By way of application, I would encourage you to study the four major creeds that deal with these issues: The Apostles’ Creed (3rd-4th century A. D.), the Nicene Creed (A. D. 325; revised A. D. 381), the Chalcedonian Creed (A. D. 541) and the Athanasian Creed (4th-5th century). Each of these creeds adds to the Biblical testimony concerning the persons of the Godhead being the same in substance, equal in power and glory. I close with two excerpts from these creeds.

The Nicene Creed teaches us about the divinity of the Son and Spirit:

We believe in one God, the Father Almighty, Maker of heaven and earth, and of all things visible and invisible. And in one Lord Jesus Christ, the only-begotten* Son of God, begotten of the Father before all worlds, God of God, Light of Light, very God of very God, begotten, not made, being of one substance with the Father… And we believe in the Holy Ghost, the Lord and Giver of life, who proceedeth from the Father and the Son; who with the Father and the Son together is worshipped and glorified.  

—Excerpts from the Nicene Creed

Likewise, the Athanasian Creed underscores the divine equality of each member:
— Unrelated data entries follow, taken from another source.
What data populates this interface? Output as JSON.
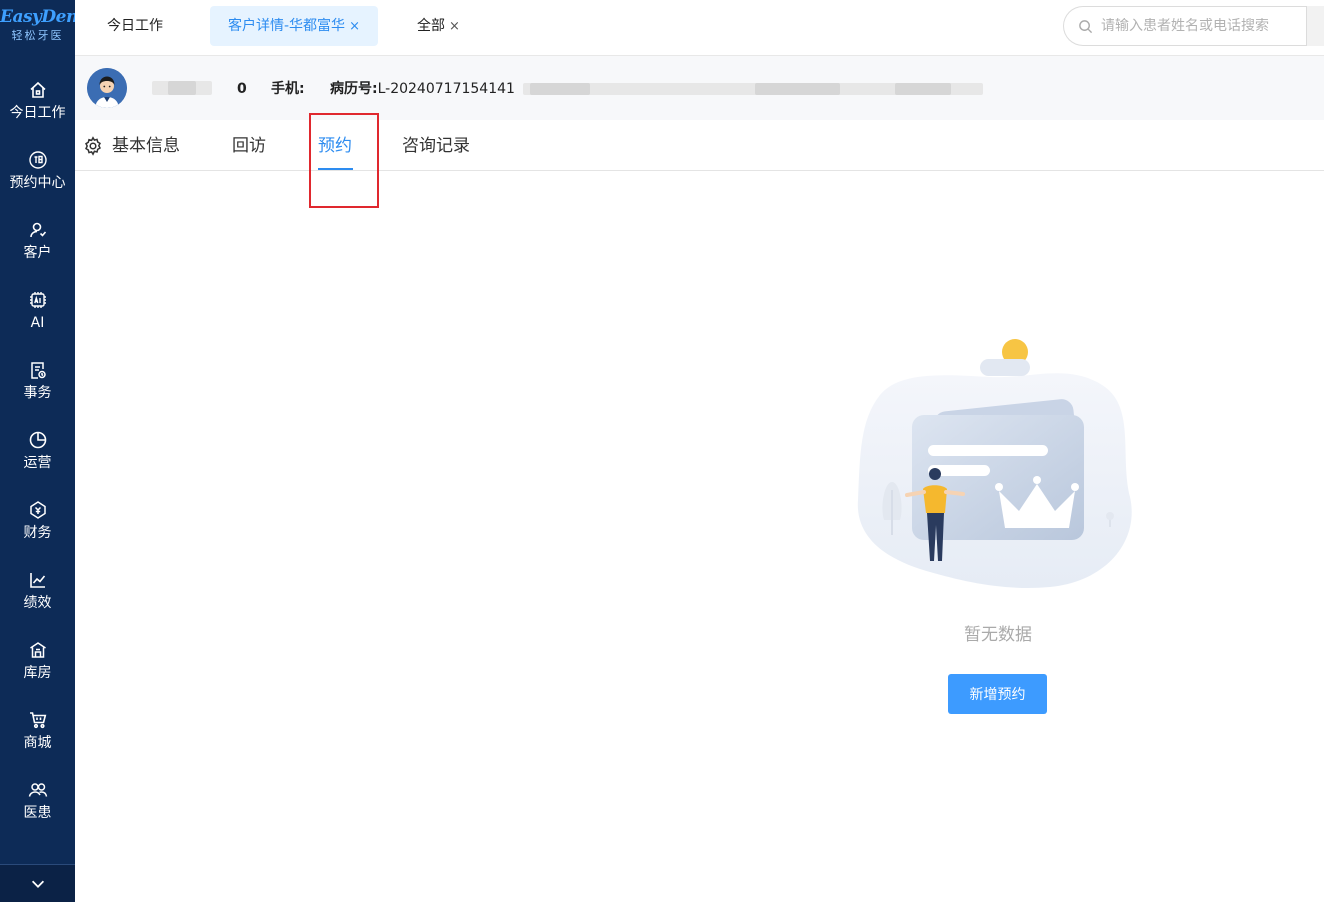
{
  "sidebar": {
    "logo_main": "EasyDent",
    "logo_sub": "轻松牙医",
    "items": [
      {
        "label": "今日工作",
        "icon": "home-icon"
      },
      {
        "label": "预约中心",
        "icon": "appointment-icon"
      },
      {
        "label": "客户",
        "icon": "customer-icon"
      },
      {
        "label": "AI",
        "icon": "ai-chip-icon"
      },
      {
        "label": "事务",
        "icon": "task-icon"
      },
      {
        "label": "运营",
        "icon": "pie-chart-icon"
      },
      {
        "label": "财务",
        "icon": "finance-icon"
      },
      {
        "label": "绩效",
        "icon": "line-chart-icon"
      },
      {
        "label": "库房",
        "icon": "warehouse-icon"
      },
      {
        "label": "商城",
        "icon": "cart-icon"
      },
      {
        "label": "医患",
        "icon": "doctor-patient-icon"
      }
    ],
    "more_icon": "chevron-down-icon"
  },
  "topbar": {
    "tabs": [
      {
        "label": "今日工作",
        "closable": false
      },
      {
        "label": "客户详情-华都富华",
        "closable": true,
        "active": true
      },
      {
        "label": "全部",
        "closable": true
      }
    ],
    "close_glyph": "×",
    "search_placeholder": "请输入患者姓名或电话搜索"
  },
  "patient": {
    "age_value": "0",
    "phone_label": "手机:",
    "record_label": "病历号:",
    "record_value": "L-20240717154141"
  },
  "section_tabs": [
    {
      "label": "基本信息"
    },
    {
      "label": "回访"
    },
    {
      "label": "预约",
      "active": true
    },
    {
      "label": "咨询记录"
    }
  ],
  "empty_state": {
    "text": "暂无数据",
    "button": "新增预约"
  },
  "colors": {
    "sidebar_bg": "#0d2b57",
    "accent": "#2d8cf0",
    "button": "#3d9bff",
    "highlight_box": "#e0282e"
  }
}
And the catholic* faith is this, that we worship one God in Trinity, and Trinity in Unity; Neither confounding the Persons nor dividing the Substance. For there is one Person of the Father, another of the Son, and another of the Holy Ghost. But the Godhead of the Father, of the Son, and of the Holy Ghost is all one: the glory equal, the majesty coeternal. Such as the Father is, such is the Son, and such is the Holy Ghost. The Father uncreated, the Son uncreated, and the Holy Ghost uncreated. The Father incomprehensible, the Son incomprehensible, and the Holy Ghost incomprehensible. The Father eternal, the Son eternal, and the Holy Ghost eternal. And yet they are not three Eternals but one Eternal. As there are not three Uncreated nor three Incomprehensibles, but one Uncreated and one Incomprehensible. So likewise the Father is almighty, the Son almighty, and the Holy Ghost almighty. And yet they are not three Almighties, but one Almighty. So the Father is God, the Son is God, and the Holy Ghost is God. And yet they are not three Gods, but one God. So likewise the Father is Lord, the Son Lord, and the Holy Ghost Lord. And yet not three Lords but one Lord. For like as we are compelled by the Christian verity to acknowledge every Person by himself to be God and Lord, So are we forbidden by the catholic religion to say, There be three Gods or three Lords.    

The Father is made of none; neither created nor begotten. The Son is of the Father alone; not made, nor created, but begotten. The Holy Ghost is of the Father and of the Son: neither made, nor created, nor begotten, but proceeding. So there is one Father, not three Fathers; one Son, not three Sons; one Holy Ghost, not three Holy Ghosts. And in this Trinity none is before or after other; none is greater or less than another; But the whole three persons are coeternal together, and coequal: So that in all things, as aforesaid, the Unity in Trinity and the Trinity in Unity is to be worshipped. He therefore that will be saved must thus think of the Trinity.

—Excerpt from the Athanasian Creed

The Father, the Son, and the Holy Spirit are equally and fully God—the same in substance, equal in power and glory. This triunity is the glory of our incomprehensible God. Thanks be to God, who has revealed himself to us in the Bible in all of his trinitarian glory. For what mind could have conceived this, nor even discovered it, save for the gracious revelation of God?

Beloved, this God has made us. This God has saved us, and this God will bring us to himself at the end of days. There we will worship him in glory forever. And to that end, we can praise him with the hymnist,

Holy, holy, holy! Lord God Almighty…God in three Persons, blessed Trinity.   

—Reginald Heber, Holy, Holy, Holy